Labuschagne on the replay: "Some of the ball is touching the grass, regardless of whether [Harmer's] fingers are under it or not"
South Africa were adamant that Simon Harmer's catch in the slips off Marnus Labuschagne, which was ruled not out by the third umpire, had been cleanly taken. But they could at least sleep a little easier knowing it had not been hugely costly thanks to the persistence of Anrich Nortje.
On 70, Labuschagne edged Marco Jansen low to Harmer at slip with the catch immediately being claimed. However, Labuschagne stood his ground and the decision went upstairs. After much rocking, rolling, and zooming, the TV umpire, Richard Kettleborough, ruled it hadn't gone in cleanly.
"All of us thought it was out," Nortje said. "Simon was convinced it was straight. Think if you look at the front-on angles, to us it looks like the fingers are underneath it. Unfortunately, we didn't get that one, think it would have been a big one at that stage. We are convinced it was out."

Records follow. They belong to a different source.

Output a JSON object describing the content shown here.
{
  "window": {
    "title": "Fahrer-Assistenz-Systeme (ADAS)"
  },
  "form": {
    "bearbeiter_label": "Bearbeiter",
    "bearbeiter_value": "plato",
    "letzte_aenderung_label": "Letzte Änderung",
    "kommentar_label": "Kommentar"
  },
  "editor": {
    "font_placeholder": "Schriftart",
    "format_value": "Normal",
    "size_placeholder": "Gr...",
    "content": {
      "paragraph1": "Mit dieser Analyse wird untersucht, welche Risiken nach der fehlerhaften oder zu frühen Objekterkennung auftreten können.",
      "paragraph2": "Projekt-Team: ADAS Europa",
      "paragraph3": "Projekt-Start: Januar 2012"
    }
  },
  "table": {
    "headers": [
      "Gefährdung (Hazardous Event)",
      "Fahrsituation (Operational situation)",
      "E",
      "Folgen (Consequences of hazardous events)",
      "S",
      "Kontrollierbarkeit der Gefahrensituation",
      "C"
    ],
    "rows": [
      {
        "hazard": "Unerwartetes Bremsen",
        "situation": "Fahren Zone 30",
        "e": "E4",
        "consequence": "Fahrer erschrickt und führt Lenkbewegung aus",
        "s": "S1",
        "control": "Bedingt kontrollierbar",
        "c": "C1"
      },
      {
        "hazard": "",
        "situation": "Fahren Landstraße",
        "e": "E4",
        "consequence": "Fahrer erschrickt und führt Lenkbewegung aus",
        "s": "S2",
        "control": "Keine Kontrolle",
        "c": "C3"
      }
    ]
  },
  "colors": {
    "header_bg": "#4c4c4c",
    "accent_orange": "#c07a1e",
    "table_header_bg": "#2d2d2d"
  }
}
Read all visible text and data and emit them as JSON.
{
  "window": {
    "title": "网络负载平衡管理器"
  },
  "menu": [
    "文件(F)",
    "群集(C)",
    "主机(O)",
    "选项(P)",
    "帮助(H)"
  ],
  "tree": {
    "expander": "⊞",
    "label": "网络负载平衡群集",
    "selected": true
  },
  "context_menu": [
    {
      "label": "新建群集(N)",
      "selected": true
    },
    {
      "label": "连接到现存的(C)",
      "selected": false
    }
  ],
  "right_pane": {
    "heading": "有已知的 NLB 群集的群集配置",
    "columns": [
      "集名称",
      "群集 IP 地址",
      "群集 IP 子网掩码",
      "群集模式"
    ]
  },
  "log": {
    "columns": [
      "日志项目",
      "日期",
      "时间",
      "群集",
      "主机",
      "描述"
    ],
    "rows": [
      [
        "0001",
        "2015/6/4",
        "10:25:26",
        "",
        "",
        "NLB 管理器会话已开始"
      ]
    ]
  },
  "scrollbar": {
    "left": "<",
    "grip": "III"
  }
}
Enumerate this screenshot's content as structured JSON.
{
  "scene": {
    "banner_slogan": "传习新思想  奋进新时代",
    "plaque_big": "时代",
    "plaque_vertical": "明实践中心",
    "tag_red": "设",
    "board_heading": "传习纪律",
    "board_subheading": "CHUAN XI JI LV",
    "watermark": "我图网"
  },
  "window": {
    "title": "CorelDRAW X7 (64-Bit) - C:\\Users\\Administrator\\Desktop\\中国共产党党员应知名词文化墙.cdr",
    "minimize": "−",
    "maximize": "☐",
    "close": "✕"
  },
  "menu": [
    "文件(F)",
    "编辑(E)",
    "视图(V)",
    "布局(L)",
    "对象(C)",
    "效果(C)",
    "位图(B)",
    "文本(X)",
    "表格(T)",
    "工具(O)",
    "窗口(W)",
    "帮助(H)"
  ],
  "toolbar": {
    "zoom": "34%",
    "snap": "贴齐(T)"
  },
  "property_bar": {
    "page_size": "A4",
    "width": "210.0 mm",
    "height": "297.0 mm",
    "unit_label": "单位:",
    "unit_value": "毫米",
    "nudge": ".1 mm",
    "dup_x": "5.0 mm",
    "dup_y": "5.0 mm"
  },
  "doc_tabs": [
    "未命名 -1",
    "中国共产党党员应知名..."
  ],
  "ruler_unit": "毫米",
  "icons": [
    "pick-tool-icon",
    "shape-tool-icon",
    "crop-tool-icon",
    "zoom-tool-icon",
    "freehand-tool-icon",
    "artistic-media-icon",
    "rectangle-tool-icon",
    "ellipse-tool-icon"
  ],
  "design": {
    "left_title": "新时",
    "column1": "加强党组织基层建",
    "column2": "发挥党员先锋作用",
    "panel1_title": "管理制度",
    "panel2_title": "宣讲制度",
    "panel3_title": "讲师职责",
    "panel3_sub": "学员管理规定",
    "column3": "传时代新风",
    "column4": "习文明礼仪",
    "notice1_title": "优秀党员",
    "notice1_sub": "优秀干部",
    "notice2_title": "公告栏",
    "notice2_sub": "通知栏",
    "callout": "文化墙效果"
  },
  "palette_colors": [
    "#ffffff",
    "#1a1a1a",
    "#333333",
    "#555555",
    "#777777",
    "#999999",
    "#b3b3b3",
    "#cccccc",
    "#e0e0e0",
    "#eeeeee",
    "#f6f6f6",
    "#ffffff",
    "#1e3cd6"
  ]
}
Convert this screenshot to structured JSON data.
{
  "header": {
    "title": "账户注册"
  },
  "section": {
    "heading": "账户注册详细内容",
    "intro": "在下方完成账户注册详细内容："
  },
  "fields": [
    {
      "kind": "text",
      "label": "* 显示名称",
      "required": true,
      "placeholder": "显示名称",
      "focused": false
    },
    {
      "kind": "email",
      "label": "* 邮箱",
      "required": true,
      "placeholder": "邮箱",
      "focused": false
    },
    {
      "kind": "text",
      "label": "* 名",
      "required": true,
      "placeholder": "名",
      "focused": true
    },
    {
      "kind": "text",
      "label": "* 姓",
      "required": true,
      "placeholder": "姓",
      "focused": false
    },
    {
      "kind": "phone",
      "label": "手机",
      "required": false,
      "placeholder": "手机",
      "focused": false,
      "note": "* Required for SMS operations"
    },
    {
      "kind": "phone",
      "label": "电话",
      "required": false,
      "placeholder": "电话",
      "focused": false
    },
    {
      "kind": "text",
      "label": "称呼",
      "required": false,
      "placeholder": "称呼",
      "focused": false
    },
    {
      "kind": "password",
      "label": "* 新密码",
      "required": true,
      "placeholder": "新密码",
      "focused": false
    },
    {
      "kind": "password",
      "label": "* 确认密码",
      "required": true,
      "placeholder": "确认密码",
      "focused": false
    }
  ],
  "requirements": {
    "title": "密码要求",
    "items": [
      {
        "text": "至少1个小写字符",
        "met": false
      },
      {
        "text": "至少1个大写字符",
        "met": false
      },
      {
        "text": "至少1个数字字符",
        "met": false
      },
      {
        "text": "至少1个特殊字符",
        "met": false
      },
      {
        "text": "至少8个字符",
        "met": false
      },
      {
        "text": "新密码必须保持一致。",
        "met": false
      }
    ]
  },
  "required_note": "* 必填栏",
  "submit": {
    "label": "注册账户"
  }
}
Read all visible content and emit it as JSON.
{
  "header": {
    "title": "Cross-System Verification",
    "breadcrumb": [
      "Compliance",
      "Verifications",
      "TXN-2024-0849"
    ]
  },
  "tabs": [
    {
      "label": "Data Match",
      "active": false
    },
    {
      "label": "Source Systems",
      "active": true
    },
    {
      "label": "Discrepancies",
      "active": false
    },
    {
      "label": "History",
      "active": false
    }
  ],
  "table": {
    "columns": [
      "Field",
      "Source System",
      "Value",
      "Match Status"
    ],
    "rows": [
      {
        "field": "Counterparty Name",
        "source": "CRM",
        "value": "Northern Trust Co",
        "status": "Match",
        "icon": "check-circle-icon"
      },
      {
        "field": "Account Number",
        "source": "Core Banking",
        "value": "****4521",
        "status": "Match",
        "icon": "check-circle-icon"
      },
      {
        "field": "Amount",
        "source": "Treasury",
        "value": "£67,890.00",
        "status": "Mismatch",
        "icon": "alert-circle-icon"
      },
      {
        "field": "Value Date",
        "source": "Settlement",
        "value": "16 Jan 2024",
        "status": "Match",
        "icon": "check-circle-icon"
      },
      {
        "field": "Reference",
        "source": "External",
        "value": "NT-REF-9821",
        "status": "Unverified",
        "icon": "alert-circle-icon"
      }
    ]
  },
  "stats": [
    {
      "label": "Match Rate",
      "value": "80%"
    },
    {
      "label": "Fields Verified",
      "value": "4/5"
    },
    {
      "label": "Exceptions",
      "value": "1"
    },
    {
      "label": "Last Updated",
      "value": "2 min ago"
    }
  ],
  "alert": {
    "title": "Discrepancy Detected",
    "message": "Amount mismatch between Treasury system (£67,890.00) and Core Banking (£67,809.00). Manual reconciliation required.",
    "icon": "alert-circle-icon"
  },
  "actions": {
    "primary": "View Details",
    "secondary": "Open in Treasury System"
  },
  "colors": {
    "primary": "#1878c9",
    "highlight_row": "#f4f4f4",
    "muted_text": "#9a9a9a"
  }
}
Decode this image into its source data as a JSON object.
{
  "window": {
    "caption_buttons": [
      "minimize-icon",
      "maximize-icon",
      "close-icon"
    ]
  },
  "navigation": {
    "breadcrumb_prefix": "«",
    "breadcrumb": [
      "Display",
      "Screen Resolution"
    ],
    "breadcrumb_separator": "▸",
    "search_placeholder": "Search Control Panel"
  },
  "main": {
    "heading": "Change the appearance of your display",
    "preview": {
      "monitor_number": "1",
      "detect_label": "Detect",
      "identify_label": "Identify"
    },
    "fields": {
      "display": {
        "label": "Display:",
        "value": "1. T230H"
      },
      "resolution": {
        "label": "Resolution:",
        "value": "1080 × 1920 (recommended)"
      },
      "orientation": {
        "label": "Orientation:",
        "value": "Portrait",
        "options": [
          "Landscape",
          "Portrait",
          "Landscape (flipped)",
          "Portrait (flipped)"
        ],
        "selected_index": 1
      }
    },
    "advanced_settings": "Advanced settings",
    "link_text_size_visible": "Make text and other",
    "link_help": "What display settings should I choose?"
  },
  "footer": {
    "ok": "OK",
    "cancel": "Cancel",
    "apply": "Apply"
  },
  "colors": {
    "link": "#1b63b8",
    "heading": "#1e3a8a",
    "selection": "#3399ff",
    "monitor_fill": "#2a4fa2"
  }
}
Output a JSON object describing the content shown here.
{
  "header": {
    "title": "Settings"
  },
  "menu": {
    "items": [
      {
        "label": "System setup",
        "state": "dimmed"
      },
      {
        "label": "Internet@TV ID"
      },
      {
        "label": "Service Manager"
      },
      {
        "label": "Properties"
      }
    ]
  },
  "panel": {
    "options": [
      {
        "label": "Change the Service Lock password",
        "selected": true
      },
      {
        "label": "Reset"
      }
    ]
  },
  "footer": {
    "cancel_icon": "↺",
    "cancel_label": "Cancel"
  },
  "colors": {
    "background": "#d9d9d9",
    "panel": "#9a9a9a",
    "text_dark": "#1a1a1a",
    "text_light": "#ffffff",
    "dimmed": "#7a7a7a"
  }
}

Labuschagne was not able to build on the reprieve, edging a lifting delivery from Nortje from what became the final ball of the day, but believed that the replays showed some part of the ball had to be touching the ground.
"Regardless of whether it's caught or not, with the technology, there's so many ones that people are adamant they have caught - and Simon said 'I've caught that' - and in the old rules of catching it, because you felt like your fingers are under it, absolutely, but with the new footage those are so scrutinised because you see so many angles," Labuschagne said. "Especially that side-on angle, makes it look really bad, then the front-on angle actually looks pretty good.
"If there's no TV then I'm walking, that's just how the game works. But with the amount of slow-motion footage of the ball, you see his fingers push and split open, according to the technicalities some of the ball is touching the grass, regardless of whether his fingers are under it or not."
He also supported the move to make the on-field soft signal, which in this case was out, largely redundant. It now only comes into play if the TV replay fails or is unavailable, rather than being a ruling that the third umpire has to find conclusive evidence to overturn.
"Richard [Kettleborough] really had a tough job with that one, particularly because the camber of the ground slopes away. It's a tough call… but I can understand why South Africa might feel a bit hard done by there"Simon Taufel
"The soft signal on-field doesn't matter anymore, whereas before it did," Labuschagne said. "If the umpire gave it out, then he would have [to find] conclusive evidence to overturn it, but now, Kets [Kettleborough] was up there to make the decision with no interference. That's the best way to do it, because it's so hard to tell if you are at square leg whether that's carried or not. In the past, the soft signal has had so much weight."
Former ICC umpire Simon Taufel clarified the tweak to the soft-signal protocol but conceded South Africa could consider themselves unlucky in this instance.
"The ICC did tweak its third-umpire protocols in this area last year, where the soft signal in this particular case with a fair catch would carry less weight, only if the TV replays were inconclusive or poor, or non-existent," he said on Channel Seven. "So Richard really had a tough job with that one, particularly because the camber of the ground slopes away. Obviously, Richard felt that the ball hit the ground before getting into the hands. It's a tough call… but I can understand why South Africa might feel a bit hard done by there."
In the end, Labuschagne's thin edge from a rising delivery ended a testing string of deliveries from Nortje and left him cursing that he could not see through one more ball.
"It always makes you very angry as a batter when you get out and everyone walks with you off the field," Labuschagne said. "Really makes you think about that specific ball, but at the end of the day he bowled a really good set, four or five balls in the same spot, and then that one just kicked."
Andrew McGlashan is a deputy editor at ESPNcricinfo